”The common response when first meeting someone is “and what do you do?” Although the temptation is to reply “well, as little as I can,” most individuals respond with their job title, profession or business. We are seen, and see ourselves, in terms of that which we do to earn a living.
The science of career choice is an interesting one. There are empirical measures for determining the jobs best suited to an individual’s intellect and motivation.
Thus, those who elect to be in law enforcement, emergency response or firefighting, have specific needs and interests. They made their career choice based upon a host of variables such as importance, first responder, authority in a crisis and serving the public need. A firefighter or a police officer is seen very differently in the eyes of society, their families, and themselves.
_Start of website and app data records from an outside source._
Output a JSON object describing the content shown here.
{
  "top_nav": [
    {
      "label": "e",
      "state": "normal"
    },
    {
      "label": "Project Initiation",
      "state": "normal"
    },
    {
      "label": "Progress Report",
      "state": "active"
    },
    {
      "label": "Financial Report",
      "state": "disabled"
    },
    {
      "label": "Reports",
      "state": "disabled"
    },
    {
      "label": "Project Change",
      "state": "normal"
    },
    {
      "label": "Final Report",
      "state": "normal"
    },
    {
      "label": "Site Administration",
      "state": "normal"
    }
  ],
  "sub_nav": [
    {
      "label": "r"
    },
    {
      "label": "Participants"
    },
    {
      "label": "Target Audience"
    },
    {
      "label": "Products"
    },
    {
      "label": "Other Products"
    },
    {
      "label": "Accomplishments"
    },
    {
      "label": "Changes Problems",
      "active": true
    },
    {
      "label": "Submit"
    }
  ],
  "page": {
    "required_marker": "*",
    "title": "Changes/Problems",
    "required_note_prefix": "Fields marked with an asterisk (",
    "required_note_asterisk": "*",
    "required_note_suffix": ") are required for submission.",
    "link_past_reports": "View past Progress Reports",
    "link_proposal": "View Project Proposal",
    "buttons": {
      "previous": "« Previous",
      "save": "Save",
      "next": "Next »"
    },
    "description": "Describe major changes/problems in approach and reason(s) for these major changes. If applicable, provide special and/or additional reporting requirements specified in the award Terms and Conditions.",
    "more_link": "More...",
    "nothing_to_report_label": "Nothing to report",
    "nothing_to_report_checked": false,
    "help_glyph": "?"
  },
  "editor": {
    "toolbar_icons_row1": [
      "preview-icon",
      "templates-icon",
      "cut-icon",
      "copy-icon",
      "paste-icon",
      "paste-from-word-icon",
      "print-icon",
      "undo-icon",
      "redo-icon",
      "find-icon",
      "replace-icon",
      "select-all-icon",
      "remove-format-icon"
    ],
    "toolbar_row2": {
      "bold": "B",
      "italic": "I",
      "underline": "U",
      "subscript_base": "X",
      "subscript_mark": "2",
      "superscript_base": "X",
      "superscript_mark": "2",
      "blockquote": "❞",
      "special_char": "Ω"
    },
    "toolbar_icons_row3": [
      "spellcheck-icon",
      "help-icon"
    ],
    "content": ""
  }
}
Quite often, they do not, have not and cannot conceive of other jobs as important as their own.
We know that someone exposed to a threat to their life or body integrity are vulnerable to developing posttraumatic stress disorder (PTSD). Put in the case of first responders, there is an increased probability of developing PTSD. It is a cumulative impact of witnessing the harm that has befallen others. Thus, merely repeatedly bearing witness to trauma can itself trigger the disorder.
Further, there are first responders whose injury in the line-of-duty is such that they physically may be unable to return to their work. “All I ever wanted to be was a cop…all I ever wanted was to be first on the scene to rescue those caught in a blaze.” And now, after injury, they do not see viable careers. They may see other careers, independent of salary, as offering less to them emotionally.
Thus, it is not unusual for a police officer, firefighter or EMT to fail to mobilize after an injury if they cannot return to their career. Instead, they focus upon lingering discomfort, become clinically depressed. They not infrequently begin to engage in substance abuse to cope with the permanent impact of injury.
However, Their distress is often compounded by shame. Their strength and authority have been defining traits of their work if not the core reason for selecting the career. It is difficult for them to be forthcoming with their fears of an uncertain and potentially unsatisfying future. Needing more psychological support after injury, first responders are likely to actually receive less.”